BCM says this:
BCM has developed a patent pending anchor system that not only secures to the mounting surface, but spreads the energy and force throughout the accessory. Conventional mounting systems can allow for an increased amount of shifting and flexing of the accessory.
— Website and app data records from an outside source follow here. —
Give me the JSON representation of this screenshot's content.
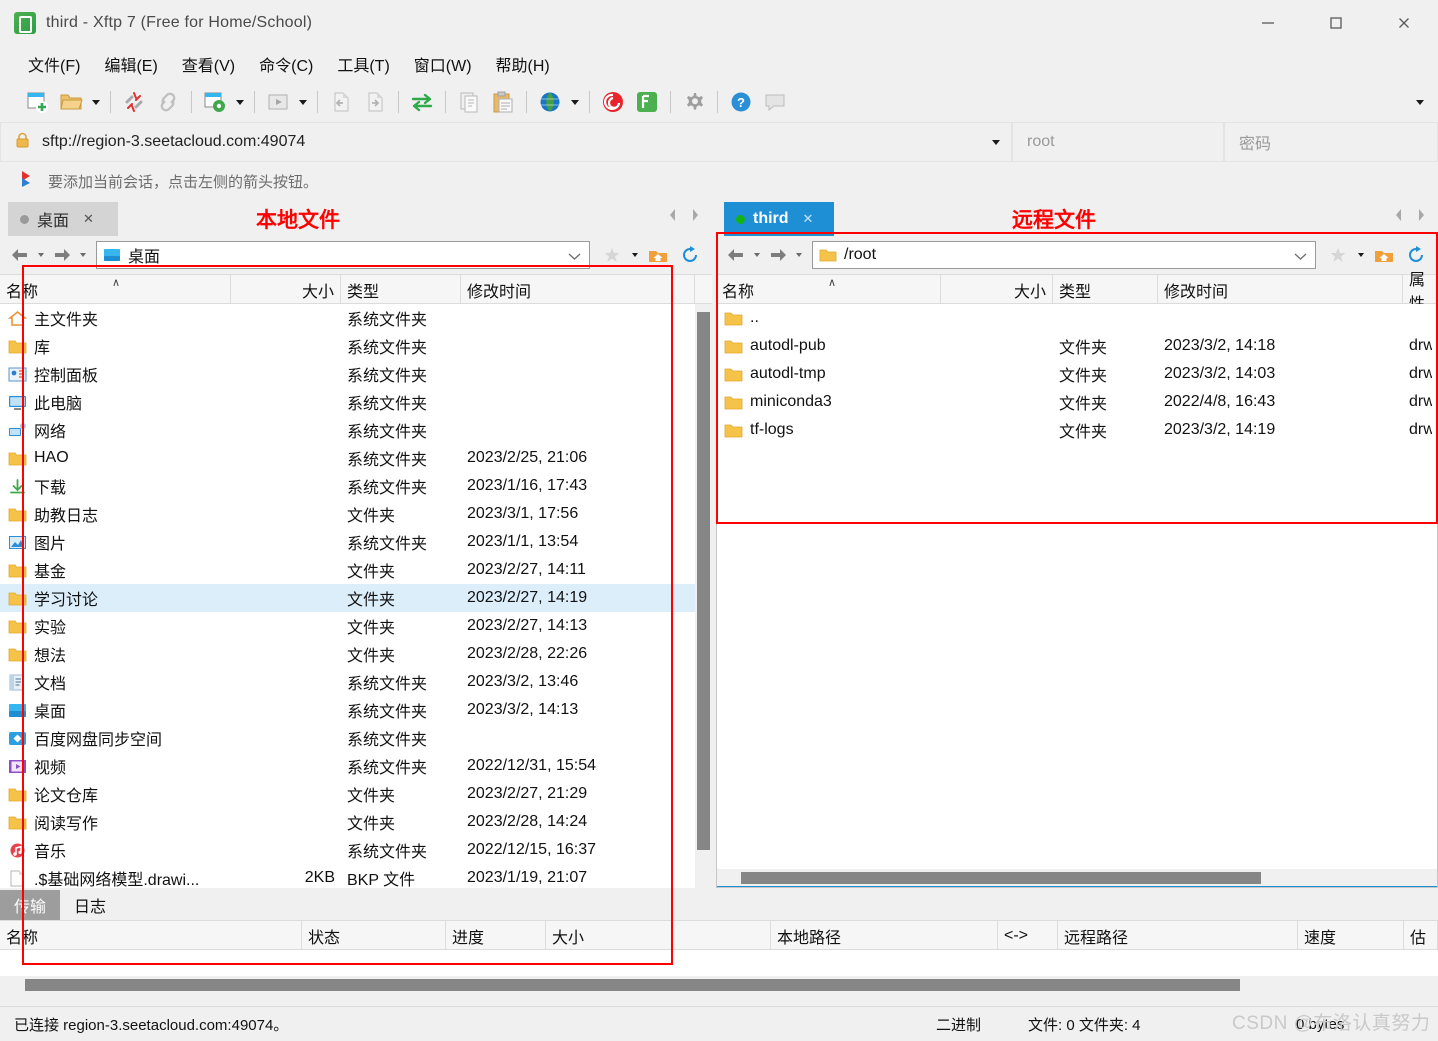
{
  "window": {
    "title": "third - Xftp 7 (Free for Home/School)",
    "minimize_label": "—",
    "maximize_label": "□",
    "close_label": "✕"
  },
  "menu": [
    {
      "label": "文件(F)"
    },
    {
      "label": "编辑(E)"
    },
    {
      "label": "查看(V)"
    },
    {
      "label": "命令(C)"
    },
    {
      "label": "工具(T)"
    },
    {
      "label": "窗口(W)"
    },
    {
      "label": "帮助(H)"
    }
  ],
  "toolbar": {
    "overflow_icon": "chevron-down-icon",
    "buttons": [
      {
        "name": "new-session-icon"
      },
      {
        "name": "open-folder-icon",
        "caret": true
      },
      {
        "name": "disconnect-icon"
      },
      {
        "name": "link-icon"
      },
      {
        "name": "session-properties-icon",
        "caret": true
      },
      {
        "name": "run-icon",
        "caret": true
      },
      {
        "name": "transfer-left-icon"
      },
      {
        "name": "transfer-right-icon"
      },
      {
        "name": "sync-browsing-icon"
      },
      {
        "name": "copy-icon"
      },
      {
        "name": "paste-icon"
      },
      {
        "name": "globe-icon",
        "caret": true
      },
      {
        "name": "xshell-icon"
      },
      {
        "name": "xftp-icon"
      },
      {
        "name": "options-icon"
      },
      {
        "name": "help-icon"
      },
      {
        "name": "feedback-icon"
      }
    ]
  },
  "address": {
    "lock_icon": "lock-icon",
    "url": "sftp://region-3.seetacloud.com:49074",
    "dropdown_icon": "chevron-down-icon",
    "username_placeholder": "root",
    "password_placeholder": "密码"
  },
  "hint": {
    "icon": "flag-icon",
    "text": "要添加当前会话，点击左侧的箭头按钮。"
  },
  "annotations": {
    "local": "本地文件",
    "remote": "远程文件",
    "color": "#ff0000"
  },
  "local_panel": {
    "tab": {
      "label": "桌面",
      "close_label": "✕",
      "status_dot": "inactive"
    },
    "nav": {
      "back_icon": "arrow-left-icon",
      "forward_icon": "arrow-right-icon",
      "favorite_icon": "star-icon",
      "home_icon": "home-folder-icon",
      "refresh_icon": "refresh-icon"
    },
    "path": {
      "icon": "desktop-icon",
      "value": "桌面"
    },
    "columns": [
      {
        "key": "name",
        "label": "名称",
        "align": "left"
      },
      {
        "key": "size",
        "label": "大小",
        "align": "right"
      },
      {
        "key": "type",
        "label": "类型",
        "align": "left"
      },
      {
        "key": "modified",
        "label": "修改时间",
        "align": "left"
      }
    ],
    "sort_indicator": "ascending",
    "rows": [
      {
        "icon": "home-icon",
        "name": "主文件夹",
        "size": "",
        "type": "系统文件夹",
        "modified": ""
      },
      {
        "icon": "folder-icon",
        "name": "库",
        "size": "",
        "type": "系统文件夹",
        "modified": ""
      },
      {
        "icon": "control-panel-icon",
        "name": "控制面板",
        "size": "",
        "type": "系统文件夹",
        "modified": ""
      },
      {
        "icon": "computer-icon",
        "name": "此电脑",
        "size": "",
        "type": "系统文件夹",
        "modified": ""
      },
      {
        "icon": "network-icon",
        "name": "网络",
        "size": "",
        "type": "系统文件夹",
        "modified": ""
      },
      {
        "icon": "folder-icon",
        "name": "HAO",
        "size": "",
        "type": "系统文件夹",
        "modified": "2023/2/25, 21:06"
      },
      {
        "icon": "downloads-icon",
        "name": "下载",
        "size": "",
        "type": "系统文件夹",
        "modified": "2023/1/16, 17:43"
      },
      {
        "icon": "folder-icon",
        "name": "助教日志",
        "size": "",
        "type": "文件夹",
        "modified": "2023/3/1, 17:56"
      },
      {
        "icon": "pictures-icon",
        "name": "图片",
        "size": "",
        "type": "系统文件夹",
        "modified": "2023/1/1, 13:54"
      },
      {
        "icon": "folder-icon",
        "name": "基金",
        "size": "",
        "type": "文件夹",
        "modified": "2023/2/27, 14:11"
      },
      {
        "icon": "folder-icon",
        "name": "学习讨论",
        "size": "",
        "type": "文件夹",
        "modified": "2023/2/27, 14:19",
        "selected": true
      },
      {
        "icon": "folder-icon",
        "name": "实验",
        "size": "",
        "type": "文件夹",
        "modified": "2023/2/27, 14:13"
      },
      {
        "icon": "folder-icon",
        "name": "想法",
        "size": "",
        "type": "文件夹",
        "modified": "2023/2/28, 22:26"
      },
      {
        "icon": "documents-icon",
        "name": "文档",
        "size": "",
        "type": "系统文件夹",
        "modified": "2023/3/2, 13:46"
      },
      {
        "icon": "desktop-icon",
        "name": "桌面",
        "size": "",
        "type": "系统文件夹",
        "modified": "2023/3/2, 14:13"
      },
      {
        "icon": "baidu-icon",
        "name": "百度网盘同步空间",
        "size": "",
        "type": "系统文件夹",
        "modified": ""
      },
      {
        "icon": "videos-icon",
        "name": "视频",
        "size": "",
        "type": "系统文件夹",
        "modified": "2022/12/31, 15:54"
      },
      {
        "icon": "folder-icon",
        "name": "论文仓库",
        "size": "",
        "type": "文件夹",
        "modified": "2023/2/27, 21:29"
      },
      {
        "icon": "folder-icon",
        "name": "阅读写作",
        "size": "",
        "type": "文件夹",
        "modified": "2023/2/28, 14:24"
      },
      {
        "icon": "music-icon",
        "name": "音乐",
        "size": "",
        "type": "系统文件夹",
        "modified": "2022/12/15, 16:37"
      },
      {
        "icon": "file-icon",
        "name": ".$基础网络模型.drawi...",
        "size": "2KB",
        "type": "BKP 文件",
        "modified": "2023/1/19, 21:07"
      }
    ]
  },
  "remote_panel": {
    "tab": {
      "label": "third",
      "close_label": "✕",
      "status_dot": "connected"
    },
    "nav": {
      "back_icon": "arrow-left-icon",
      "forward_icon": "arrow-right-icon",
      "favorite_icon": "star-icon",
      "home_icon": "home-folder-icon",
      "refresh_icon": "refresh-icon"
    },
    "path": {
      "icon": "folder-icon",
      "value": "/root"
    },
    "columns": [
      {
        "key": "name",
        "label": "名称",
        "align": "left"
      },
      {
        "key": "size",
        "label": "大小",
        "align": "right"
      },
      {
        "key": "type",
        "label": "类型",
        "align": "left"
      },
      {
        "key": "modified",
        "label": "修改时间",
        "align": "left"
      },
      {
        "key": "attrs",
        "label": "属性",
        "align": "left"
      }
    ],
    "sort_indicator": "ascending",
    "rows": [
      {
        "icon": "folder-icon",
        "name": "..",
        "size": "",
        "type": "",
        "modified": "",
        "attrs": ""
      },
      {
        "icon": "folder-icon",
        "name": "autodl-pub",
        "size": "",
        "type": "文件夹",
        "modified": "2023/3/2, 14:18",
        "attrs": "drw"
      },
      {
        "icon": "folder-icon",
        "name": "autodl-tmp",
        "size": "",
        "type": "文件夹",
        "modified": "2023/3/2, 14:03",
        "attrs": "drw"
      },
      {
        "icon": "folder-icon",
        "name": "miniconda3",
        "size": "",
        "type": "文件夹",
        "modified": "2022/4/8, 16:43",
        "attrs": "drw"
      },
      {
        "icon": "folder-icon",
        "name": "tf-logs",
        "size": "",
        "type": "文件夹",
        "modified": "2023/3/2, 14:19",
        "attrs": "drw"
      }
    ]
  },
  "transfer_panel": {
    "tabs": [
      {
        "label": "传输",
        "active": true
      },
      {
        "label": "日志",
        "active": false
      }
    ],
    "columns": [
      {
        "label": "名称"
      },
      {
        "label": "状态"
      },
      {
        "label": "进度"
      },
      {
        "label": "大小"
      },
      {
        "label": "本地路径"
      },
      {
        "label": "<->"
      },
      {
        "label": "远程路径"
      },
      {
        "label": "速度"
      },
      {
        "label": "估"
      }
    ],
    "rows": []
  },
  "status_bar": {
    "connection": "已连接 region-3.seetacloud.com:49074。",
    "mode": "二进制",
    "counts": "文件: 0 文件夹: 4",
    "bytes": "0 bytes"
  },
  "watermark": {
    "text": "CSDN @布洛认真努力"
  }
}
The BCM® direct mount interface system reduces those issues and offers a more secure lockup, eliminating play in the mounting surface.
The pic directly below shows the grip slipped onto the rail via its low profile steel interface, prior to tightening.
BCM’s FDE is on the pale side compared to Magpul’s, but its plastic seems no less viable – as those who’ve seen the various BCM stock drop tests will attest.
The grip is variously textured to aid manipulation and is extremely light weight.
Where to Buy?
More articles relating to the L119A2:
- The original L119A2 primer, here
- GG&G AR15 vertical fore-grip in use here
- Magpul QDM and ASAP QD in use here
- 15.7″ L119A2 upper in use here
- Surefire FA556SA Suppressor here
- GG&G Aimpoint T1 mount in use here
- Magpul MS3 sling in use here
- Magpul ACS stock in use here
- Colt Canada parts – as used on the L119A2 – here
- Manta Very Low Profile Rail Covers as used on the L119A2 here
- UKSF Newcastle raid pics part 1
- UKSF Newcastle raid pics part 2
- UKSF Nairobi Kenya incident L119A2 parts breakdown here
- UKSF Belize ‘Jungle Set-up’ L119A2 parts breakdown here
- Confirmation bias (and the HSP Thorntail offset light mount) here
- UKSF Ecosystem: S&S Precision Sling Clip – Old Gen – here
- Inforce WML-type lights in use here